BRIEF: In the records that follow, count each line where the string "nfid" occurs. Provide the total and no other text.
■ ■ ■ ■ ■ ■ ■
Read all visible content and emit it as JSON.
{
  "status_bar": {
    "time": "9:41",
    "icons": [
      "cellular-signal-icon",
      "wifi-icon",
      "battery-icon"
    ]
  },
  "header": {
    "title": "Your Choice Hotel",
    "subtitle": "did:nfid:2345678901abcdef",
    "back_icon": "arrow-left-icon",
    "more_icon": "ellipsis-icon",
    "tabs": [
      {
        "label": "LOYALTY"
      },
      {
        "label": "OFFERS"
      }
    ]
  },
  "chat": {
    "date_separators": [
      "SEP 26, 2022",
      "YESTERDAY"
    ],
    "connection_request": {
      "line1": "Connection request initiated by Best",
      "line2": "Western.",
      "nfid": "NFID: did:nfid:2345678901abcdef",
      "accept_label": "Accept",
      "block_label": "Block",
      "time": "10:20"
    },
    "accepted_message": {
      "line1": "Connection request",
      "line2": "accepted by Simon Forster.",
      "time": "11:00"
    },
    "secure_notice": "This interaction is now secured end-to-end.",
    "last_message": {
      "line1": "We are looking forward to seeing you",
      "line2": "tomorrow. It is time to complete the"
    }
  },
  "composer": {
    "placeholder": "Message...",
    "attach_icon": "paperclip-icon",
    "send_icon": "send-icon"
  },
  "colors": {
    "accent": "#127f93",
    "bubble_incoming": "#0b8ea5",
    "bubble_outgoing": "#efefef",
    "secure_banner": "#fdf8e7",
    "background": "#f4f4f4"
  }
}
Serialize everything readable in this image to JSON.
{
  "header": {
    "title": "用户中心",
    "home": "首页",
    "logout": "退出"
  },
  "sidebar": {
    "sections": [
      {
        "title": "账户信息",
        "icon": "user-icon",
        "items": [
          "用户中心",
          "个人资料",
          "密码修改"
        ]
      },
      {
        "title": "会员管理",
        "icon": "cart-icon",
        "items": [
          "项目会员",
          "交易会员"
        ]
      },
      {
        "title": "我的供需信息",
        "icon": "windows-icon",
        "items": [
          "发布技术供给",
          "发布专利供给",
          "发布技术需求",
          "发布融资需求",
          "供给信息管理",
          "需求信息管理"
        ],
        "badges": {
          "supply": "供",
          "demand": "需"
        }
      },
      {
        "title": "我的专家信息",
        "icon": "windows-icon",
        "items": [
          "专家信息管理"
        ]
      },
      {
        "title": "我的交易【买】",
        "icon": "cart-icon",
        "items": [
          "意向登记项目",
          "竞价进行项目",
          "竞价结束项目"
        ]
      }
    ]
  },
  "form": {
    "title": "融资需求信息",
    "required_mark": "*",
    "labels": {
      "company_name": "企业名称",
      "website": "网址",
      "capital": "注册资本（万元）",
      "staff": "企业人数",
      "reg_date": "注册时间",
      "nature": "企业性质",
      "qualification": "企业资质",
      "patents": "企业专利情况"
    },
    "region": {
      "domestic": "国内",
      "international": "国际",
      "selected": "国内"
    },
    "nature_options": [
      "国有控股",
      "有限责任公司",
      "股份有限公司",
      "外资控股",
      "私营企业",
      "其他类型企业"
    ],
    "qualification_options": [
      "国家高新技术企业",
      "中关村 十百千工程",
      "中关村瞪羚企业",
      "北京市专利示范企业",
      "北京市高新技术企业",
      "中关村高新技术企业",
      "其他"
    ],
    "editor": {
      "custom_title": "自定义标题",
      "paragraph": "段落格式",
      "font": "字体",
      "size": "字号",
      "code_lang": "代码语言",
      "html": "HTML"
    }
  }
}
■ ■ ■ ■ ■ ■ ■
OUTPUT FOR THIS EXERCISE: 2